SOURCE DATA:
"""
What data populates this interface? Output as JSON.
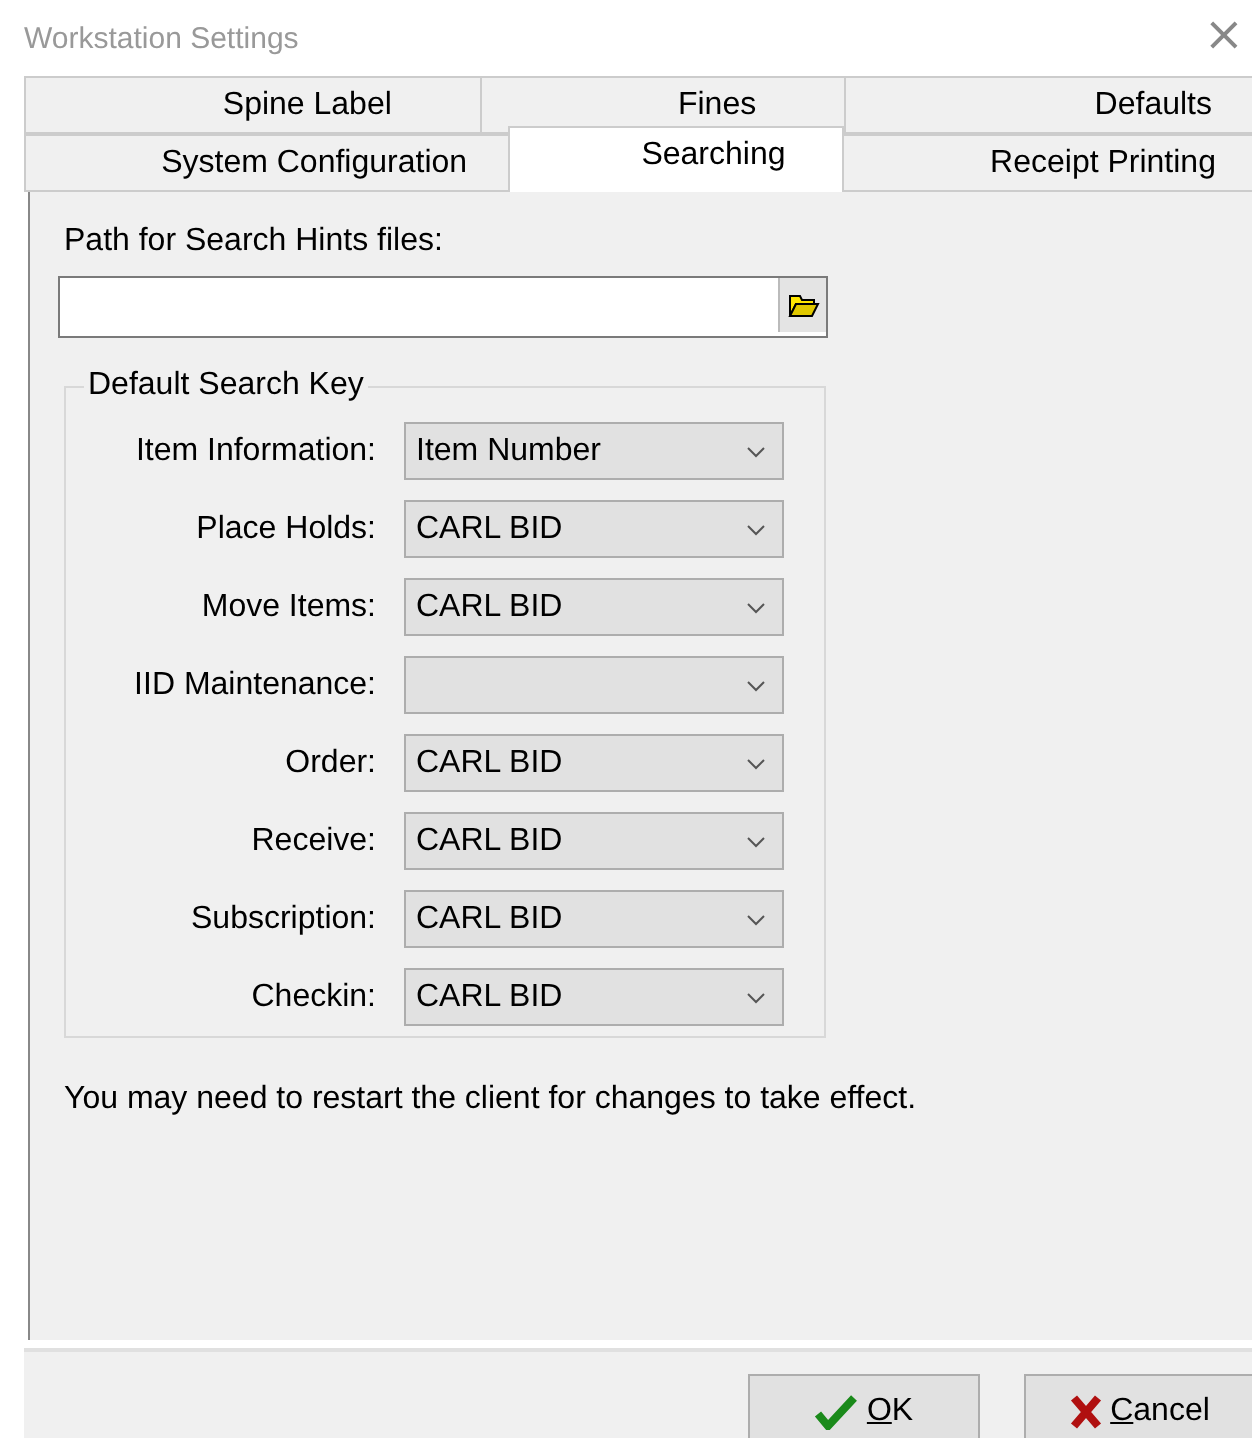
{
  "window": {
    "title": "Workstation Settings",
    "close": "×"
  },
  "tab_rows": [
    {
      "tabs": [
        {
          "label": "Spine Label",
          "selected": false
        },
        {
          "label": "Fines",
          "selected": false
        },
        {
          "label": "Defaults",
          "selected": false
        }
      ]
    },
    {
      "tabs": [
        {
          "label": "System Configuration",
          "selected": false
        },
        {
          "label": "Searching",
          "selected": true
        },
        {
          "label": "Receipt Printing",
          "selected": false
        }
      ]
    }
  ],
  "path_label": "Path for Search Hints files:",
  "group": {
    "title": "Default Search Key",
    "rows": [
      {
        "label": "Item Information:",
        "value": "Item Number"
      },
      {
        "label": "Place Holds:",
        "value": "CARL BID"
      },
      {
        "label": "Move Items:",
        "value": "CARL BID"
      },
      {
        "label": "IID Maintenance:"
      },
      {
        "label": "Order:",
        "value": "CARL BID"
      },
      {
        "label": "Receive:",
        "value": "CARL BID"
      },
      {
        "label": "Subscription:",
        "value": "CARL BID"
      },
      {
        "label": "Checkin:",
        "value": "CARL BID"
      }
    ]
  },
  "note": "You may need to restart the client for changes to take effect.",
  "buttons": [
    {
      "kind": "ok",
      "label": "OK"
    },
    {
      "kind": "cancel",
      "label": "Cancel"
    }
  ]
}
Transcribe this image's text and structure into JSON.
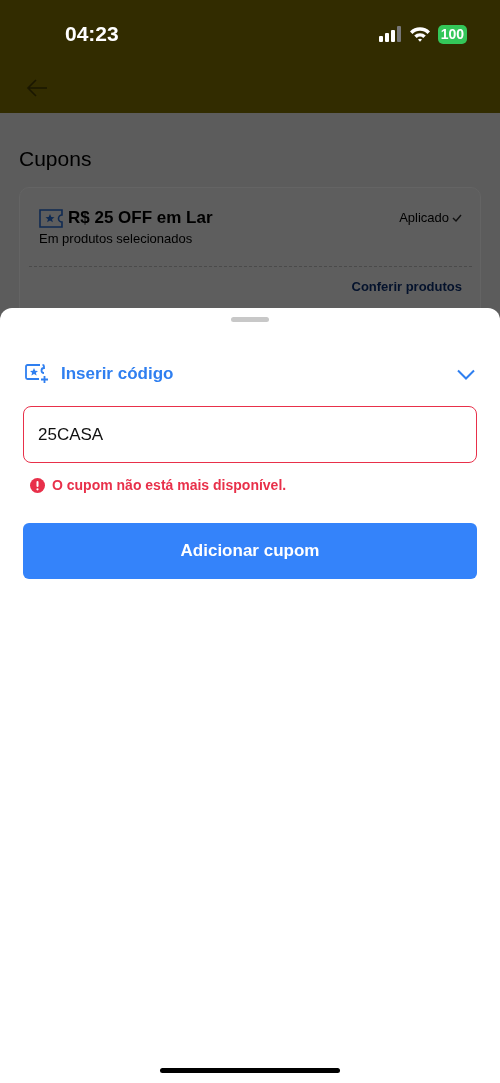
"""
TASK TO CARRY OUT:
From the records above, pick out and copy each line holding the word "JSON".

ANSWER BOX:
What data populates this interface? Output as JSON.
Transcribe this image's text and structure into JSON.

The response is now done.